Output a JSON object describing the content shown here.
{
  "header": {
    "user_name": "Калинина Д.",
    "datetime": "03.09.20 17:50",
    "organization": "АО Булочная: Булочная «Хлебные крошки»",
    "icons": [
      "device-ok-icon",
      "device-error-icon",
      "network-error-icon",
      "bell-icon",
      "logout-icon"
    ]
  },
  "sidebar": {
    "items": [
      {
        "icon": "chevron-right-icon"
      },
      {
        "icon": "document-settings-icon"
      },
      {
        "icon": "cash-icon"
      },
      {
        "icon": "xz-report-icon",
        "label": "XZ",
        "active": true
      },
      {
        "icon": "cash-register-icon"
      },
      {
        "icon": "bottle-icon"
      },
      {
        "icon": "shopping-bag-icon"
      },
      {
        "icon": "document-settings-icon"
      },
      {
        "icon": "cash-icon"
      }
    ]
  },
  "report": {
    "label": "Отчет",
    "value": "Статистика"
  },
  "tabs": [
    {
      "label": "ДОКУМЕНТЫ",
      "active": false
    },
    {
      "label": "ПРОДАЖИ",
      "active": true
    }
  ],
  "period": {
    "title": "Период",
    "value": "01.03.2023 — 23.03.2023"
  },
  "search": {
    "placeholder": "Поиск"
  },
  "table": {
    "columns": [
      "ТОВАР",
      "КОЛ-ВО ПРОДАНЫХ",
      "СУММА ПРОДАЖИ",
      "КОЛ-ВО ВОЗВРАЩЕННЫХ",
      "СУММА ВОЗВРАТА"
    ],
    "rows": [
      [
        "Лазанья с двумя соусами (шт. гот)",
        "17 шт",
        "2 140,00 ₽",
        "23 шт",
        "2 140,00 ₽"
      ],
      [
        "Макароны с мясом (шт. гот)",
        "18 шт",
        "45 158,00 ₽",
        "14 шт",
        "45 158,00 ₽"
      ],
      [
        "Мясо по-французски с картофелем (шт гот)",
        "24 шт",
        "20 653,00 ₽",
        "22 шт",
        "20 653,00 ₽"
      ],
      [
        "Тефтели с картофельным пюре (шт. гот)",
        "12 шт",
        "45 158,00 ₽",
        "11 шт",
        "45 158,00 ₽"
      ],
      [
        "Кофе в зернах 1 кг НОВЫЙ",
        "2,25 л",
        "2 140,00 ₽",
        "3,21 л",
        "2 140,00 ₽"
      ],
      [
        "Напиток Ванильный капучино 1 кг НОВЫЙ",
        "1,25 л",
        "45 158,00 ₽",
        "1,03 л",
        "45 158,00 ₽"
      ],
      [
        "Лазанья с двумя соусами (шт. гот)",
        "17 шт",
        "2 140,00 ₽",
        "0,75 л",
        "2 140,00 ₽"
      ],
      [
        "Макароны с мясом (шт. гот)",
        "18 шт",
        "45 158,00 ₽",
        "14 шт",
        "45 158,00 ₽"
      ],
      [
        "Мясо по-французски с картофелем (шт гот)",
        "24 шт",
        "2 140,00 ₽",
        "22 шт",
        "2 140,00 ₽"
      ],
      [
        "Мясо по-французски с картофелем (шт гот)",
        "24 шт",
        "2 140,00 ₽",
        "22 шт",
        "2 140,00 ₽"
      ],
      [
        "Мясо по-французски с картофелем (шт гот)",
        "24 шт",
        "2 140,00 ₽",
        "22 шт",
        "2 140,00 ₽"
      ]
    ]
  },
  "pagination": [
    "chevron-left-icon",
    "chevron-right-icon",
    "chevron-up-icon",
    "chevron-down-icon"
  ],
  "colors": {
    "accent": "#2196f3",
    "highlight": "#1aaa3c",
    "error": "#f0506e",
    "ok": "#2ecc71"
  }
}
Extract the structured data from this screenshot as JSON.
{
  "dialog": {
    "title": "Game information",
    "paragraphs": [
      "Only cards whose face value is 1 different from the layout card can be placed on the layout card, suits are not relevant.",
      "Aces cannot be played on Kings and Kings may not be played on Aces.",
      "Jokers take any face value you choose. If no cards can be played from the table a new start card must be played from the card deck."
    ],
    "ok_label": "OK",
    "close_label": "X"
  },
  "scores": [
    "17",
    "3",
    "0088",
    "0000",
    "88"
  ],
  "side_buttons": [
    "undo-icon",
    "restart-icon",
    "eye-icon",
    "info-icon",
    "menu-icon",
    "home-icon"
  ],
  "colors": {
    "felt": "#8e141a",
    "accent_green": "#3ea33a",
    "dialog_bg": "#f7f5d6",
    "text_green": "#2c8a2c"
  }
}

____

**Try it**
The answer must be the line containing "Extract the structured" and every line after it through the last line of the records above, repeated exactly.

**Result of the exercise**
Extract the structured data from this screenshot as JSON.
{
  "dialog": {
    "title": "Game information",
    "paragraphs": [
      "Only cards whose face value is 1 different from the layout card can be placed on the layout card, suits are not relevant.",
      "Aces cannot be played on Kings and Kings may not be played on Aces.",
      "Jokers take any face value you choose. If no cards can be played from the table a new start card must be played from the card deck."
    ],
    "ok_label": "OK",
    "close_label": "X"
  },
  "scores": [
    "17",
    "3",
    "0088",
    "0000",
    "88"
  ],
  "side_buttons": [
    "undo-icon",
    "restart-icon",
    "eye-icon",
    "info-icon",
    "menu-icon",
    "home-icon"
  ],
  "colors": {
    "felt": "#8e141a",
    "accent_green": "#3ea33a",
    "dialog_bg": "#f7f5d6",
    "text_green": "#2c8a2c"
  }
}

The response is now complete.